Problem to solve: Give only the number of lines in the data that contain the word "BHXH".

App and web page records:
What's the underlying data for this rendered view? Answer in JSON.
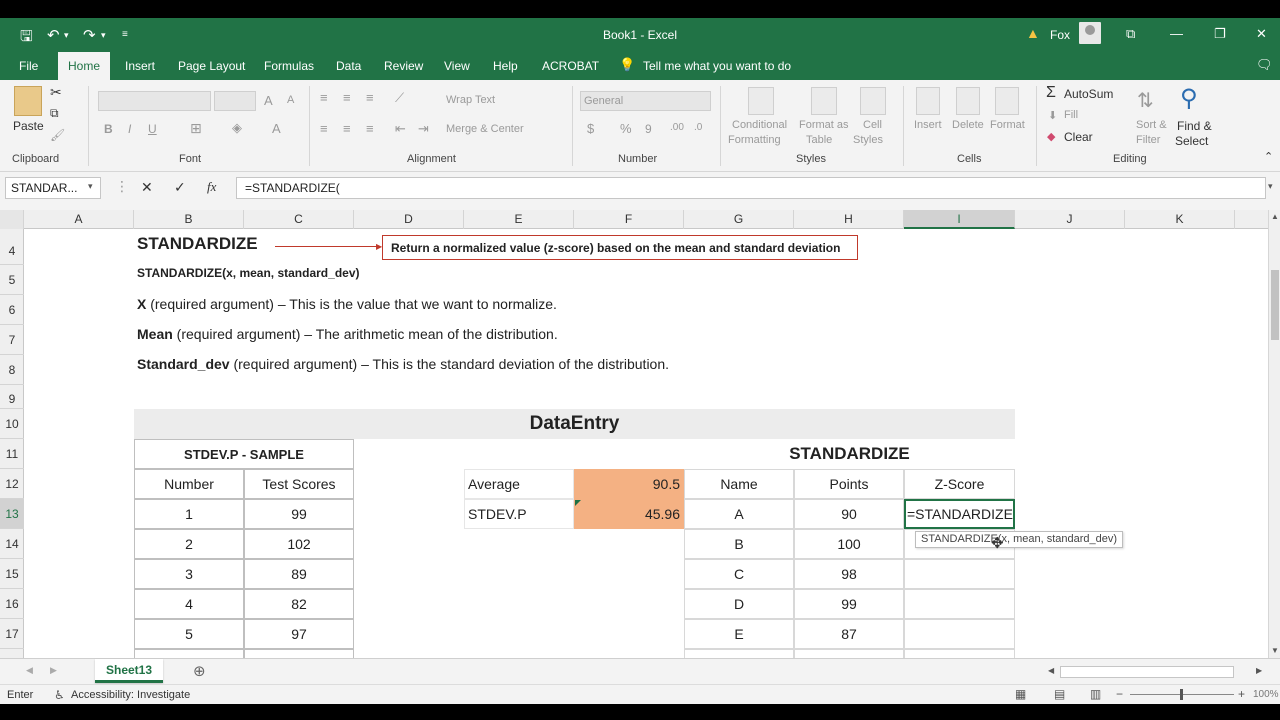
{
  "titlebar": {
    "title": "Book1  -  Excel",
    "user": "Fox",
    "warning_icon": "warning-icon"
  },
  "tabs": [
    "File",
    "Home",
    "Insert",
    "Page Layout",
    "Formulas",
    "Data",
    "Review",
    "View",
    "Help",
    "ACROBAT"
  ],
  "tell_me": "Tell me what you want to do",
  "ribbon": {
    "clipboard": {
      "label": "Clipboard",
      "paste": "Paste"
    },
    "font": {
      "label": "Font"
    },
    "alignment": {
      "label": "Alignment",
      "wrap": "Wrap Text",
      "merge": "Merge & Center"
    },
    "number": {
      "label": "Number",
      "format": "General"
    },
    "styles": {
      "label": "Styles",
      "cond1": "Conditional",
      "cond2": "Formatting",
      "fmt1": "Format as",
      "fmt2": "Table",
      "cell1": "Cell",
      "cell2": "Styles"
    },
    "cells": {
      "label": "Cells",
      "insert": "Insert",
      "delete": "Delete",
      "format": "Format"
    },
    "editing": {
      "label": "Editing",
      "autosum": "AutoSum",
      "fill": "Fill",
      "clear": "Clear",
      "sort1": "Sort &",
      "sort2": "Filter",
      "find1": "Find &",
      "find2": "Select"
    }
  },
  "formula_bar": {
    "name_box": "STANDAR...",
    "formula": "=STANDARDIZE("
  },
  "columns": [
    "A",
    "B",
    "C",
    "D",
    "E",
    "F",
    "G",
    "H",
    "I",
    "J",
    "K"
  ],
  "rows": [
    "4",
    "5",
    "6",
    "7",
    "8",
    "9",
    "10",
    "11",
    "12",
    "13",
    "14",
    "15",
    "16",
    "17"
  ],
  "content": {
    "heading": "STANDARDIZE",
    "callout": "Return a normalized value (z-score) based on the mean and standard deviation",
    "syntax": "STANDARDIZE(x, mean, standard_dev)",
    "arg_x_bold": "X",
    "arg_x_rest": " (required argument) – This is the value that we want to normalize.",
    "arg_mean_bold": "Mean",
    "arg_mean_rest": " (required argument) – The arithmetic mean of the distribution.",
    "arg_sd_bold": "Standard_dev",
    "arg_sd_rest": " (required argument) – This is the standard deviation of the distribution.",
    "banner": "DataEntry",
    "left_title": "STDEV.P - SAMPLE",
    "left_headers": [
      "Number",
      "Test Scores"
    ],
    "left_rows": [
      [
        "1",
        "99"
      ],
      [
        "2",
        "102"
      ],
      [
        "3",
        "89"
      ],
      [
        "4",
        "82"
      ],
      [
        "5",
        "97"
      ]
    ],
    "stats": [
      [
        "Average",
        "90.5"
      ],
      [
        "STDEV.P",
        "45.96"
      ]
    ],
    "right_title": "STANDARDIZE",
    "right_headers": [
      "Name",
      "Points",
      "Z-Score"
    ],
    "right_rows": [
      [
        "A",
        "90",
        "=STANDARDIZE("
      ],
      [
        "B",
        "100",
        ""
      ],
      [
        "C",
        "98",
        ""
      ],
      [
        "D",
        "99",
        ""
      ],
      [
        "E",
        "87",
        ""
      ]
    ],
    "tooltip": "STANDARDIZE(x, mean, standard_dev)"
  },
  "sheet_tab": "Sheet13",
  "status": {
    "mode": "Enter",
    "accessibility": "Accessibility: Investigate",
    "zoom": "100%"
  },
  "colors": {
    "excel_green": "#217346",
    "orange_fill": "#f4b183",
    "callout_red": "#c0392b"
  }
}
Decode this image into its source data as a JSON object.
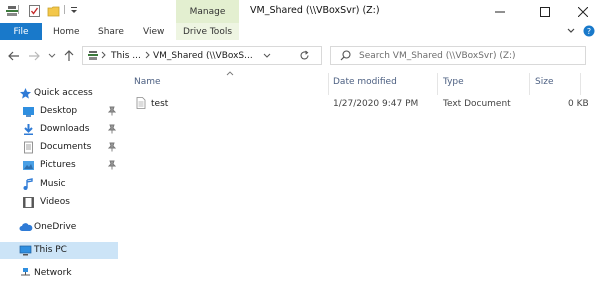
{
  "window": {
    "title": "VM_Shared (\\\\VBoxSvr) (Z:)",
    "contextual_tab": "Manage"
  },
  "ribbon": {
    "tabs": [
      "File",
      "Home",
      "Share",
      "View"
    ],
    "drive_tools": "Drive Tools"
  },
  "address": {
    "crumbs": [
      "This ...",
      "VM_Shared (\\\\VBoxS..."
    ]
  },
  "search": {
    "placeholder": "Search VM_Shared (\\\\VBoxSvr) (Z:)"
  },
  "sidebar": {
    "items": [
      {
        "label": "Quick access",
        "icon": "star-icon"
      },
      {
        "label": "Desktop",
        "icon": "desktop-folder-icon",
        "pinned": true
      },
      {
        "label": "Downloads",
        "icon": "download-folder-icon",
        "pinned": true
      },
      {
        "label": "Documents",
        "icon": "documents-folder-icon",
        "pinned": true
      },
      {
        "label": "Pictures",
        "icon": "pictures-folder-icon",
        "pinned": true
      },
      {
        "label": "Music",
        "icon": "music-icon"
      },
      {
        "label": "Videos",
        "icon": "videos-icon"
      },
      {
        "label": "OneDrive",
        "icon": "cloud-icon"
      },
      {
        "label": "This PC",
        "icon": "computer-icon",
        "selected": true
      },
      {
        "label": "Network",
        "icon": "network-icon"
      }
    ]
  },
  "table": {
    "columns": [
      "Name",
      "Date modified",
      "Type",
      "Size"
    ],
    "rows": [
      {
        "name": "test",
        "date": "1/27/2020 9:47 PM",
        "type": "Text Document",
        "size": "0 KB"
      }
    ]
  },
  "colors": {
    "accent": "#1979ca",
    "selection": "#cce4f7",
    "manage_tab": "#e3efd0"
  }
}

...

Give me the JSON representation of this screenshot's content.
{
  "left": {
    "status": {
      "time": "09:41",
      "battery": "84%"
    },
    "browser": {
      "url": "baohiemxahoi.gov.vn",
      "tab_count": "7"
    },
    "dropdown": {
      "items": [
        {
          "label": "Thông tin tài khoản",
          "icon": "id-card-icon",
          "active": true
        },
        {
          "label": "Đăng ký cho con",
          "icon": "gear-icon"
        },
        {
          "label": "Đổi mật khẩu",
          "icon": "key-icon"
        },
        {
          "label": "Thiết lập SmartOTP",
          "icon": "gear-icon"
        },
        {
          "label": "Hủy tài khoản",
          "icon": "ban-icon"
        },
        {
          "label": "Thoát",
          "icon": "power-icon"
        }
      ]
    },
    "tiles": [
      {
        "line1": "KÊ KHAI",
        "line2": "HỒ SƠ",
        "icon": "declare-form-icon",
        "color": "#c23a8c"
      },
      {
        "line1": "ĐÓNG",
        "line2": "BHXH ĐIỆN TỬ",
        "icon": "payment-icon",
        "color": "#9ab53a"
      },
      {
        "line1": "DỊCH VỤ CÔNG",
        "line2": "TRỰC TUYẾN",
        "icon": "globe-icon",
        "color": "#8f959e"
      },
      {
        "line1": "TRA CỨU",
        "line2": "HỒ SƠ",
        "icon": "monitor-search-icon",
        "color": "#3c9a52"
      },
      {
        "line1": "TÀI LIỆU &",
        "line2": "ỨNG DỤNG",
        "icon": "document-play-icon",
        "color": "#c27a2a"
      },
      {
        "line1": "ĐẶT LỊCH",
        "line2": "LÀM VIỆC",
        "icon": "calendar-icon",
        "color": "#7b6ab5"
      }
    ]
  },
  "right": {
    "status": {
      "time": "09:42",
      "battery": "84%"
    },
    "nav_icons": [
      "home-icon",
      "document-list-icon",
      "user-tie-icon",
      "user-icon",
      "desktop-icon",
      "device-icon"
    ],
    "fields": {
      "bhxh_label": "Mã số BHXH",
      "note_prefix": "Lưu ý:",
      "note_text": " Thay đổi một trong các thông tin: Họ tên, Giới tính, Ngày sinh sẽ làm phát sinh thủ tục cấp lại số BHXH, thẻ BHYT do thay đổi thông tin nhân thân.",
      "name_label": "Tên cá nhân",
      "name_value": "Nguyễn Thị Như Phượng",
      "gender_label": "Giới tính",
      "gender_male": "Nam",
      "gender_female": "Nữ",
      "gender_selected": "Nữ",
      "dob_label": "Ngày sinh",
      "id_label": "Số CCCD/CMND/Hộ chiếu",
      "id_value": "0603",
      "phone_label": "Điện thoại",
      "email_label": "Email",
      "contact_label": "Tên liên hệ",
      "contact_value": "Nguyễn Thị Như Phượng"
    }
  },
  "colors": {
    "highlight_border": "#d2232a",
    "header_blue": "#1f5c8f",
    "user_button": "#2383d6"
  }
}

Result: 3